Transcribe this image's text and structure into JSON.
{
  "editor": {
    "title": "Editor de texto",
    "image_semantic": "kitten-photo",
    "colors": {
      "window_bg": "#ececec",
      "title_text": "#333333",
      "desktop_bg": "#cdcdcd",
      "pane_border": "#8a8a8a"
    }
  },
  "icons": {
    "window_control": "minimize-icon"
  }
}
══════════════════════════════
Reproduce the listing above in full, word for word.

### [Result below]
Transcribe this image's text and structure into JSON.
{
  "editor": {
    "title": "Editor de texto",
    "image_semantic": "kitten-photo",
    "colors": {
      "window_bg": "#ececec",
      "title_text": "#333333",
      "desktop_bg": "#cdcdcd",
      "pane_border": "#8a8a8a"
    }
  },
  "icons": {
    "window_control": "minimize-icon"
  }
}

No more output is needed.